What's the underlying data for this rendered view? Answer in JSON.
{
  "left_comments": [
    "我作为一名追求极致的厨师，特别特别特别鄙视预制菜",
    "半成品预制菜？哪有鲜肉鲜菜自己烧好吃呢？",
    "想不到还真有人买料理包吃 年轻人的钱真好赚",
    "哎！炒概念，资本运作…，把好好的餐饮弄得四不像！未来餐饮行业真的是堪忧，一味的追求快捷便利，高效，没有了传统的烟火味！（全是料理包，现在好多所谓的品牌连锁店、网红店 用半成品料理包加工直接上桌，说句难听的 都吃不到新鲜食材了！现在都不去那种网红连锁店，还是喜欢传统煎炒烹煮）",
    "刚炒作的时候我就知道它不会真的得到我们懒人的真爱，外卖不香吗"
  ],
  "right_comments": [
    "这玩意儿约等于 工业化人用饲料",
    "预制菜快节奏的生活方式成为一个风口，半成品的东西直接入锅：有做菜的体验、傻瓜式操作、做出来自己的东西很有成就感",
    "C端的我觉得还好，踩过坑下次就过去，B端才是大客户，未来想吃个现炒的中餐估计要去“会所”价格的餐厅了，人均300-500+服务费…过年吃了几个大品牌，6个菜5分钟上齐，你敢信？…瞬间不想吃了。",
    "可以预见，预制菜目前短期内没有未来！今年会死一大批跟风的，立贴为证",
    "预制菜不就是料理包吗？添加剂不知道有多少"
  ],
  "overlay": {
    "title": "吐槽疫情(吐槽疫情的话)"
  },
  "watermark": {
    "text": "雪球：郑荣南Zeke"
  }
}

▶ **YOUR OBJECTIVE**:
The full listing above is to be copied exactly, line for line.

▶ **RESPONSE TO THE EXERCISE**:
What's the underlying data for this rendered view? Answer in JSON.
{
  "left_comments": [
    "我作为一名追求极致的厨师，特别特别特别鄙视预制菜",
    "半成品预制菜？哪有鲜肉鲜菜自己烧好吃呢？",
    "想不到还真有人买料理包吃 年轻人的钱真好赚",
    "哎！炒概念，资本运作…，把好好的餐饮弄得四不像！未来餐饮行业真的是堪忧，一味的追求快捷便利，高效，没有了传统的烟火味！（全是料理包，现在好多所谓的品牌连锁店、网红店 用半成品料理包加工直接上桌，说句难听的 都吃不到新鲜食材了！现在都不去那种网红连锁店，还是喜欢传统煎炒烹煮）",
    "刚炒作的时候我就知道它不会真的得到我们懒人的真爱，外卖不香吗"
  ],
  "right_comments": [
    "这玩意儿约等于 工业化人用饲料",
    "预制菜快节奏的生活方式成为一个风口，半成品的东西直接入锅：有做菜的体验、傻瓜式操作、做出来自己的东西很有成就感",
    "C端的我觉得还好，踩过坑下次就过去，B端才是大客户，未来想吃个现炒的中餐估计要去“会所”价格的餐厅了，人均300-500+服务费…过年吃了几个大品牌，6个菜5分钟上齐，你敢信？…瞬间不想吃了。",
    "可以预见，预制菜目前短期内没有未来！今年会死一大批跟风的，立贴为证",
    "预制菜不就是料理包吗？添加剂不知道有多少"
  ],
  "overlay": {
    "title": "吐槽疫情(吐槽疫情的话)"
  },
  "watermark": {
    "text": "雪球：郑荣南Zeke"
  }
}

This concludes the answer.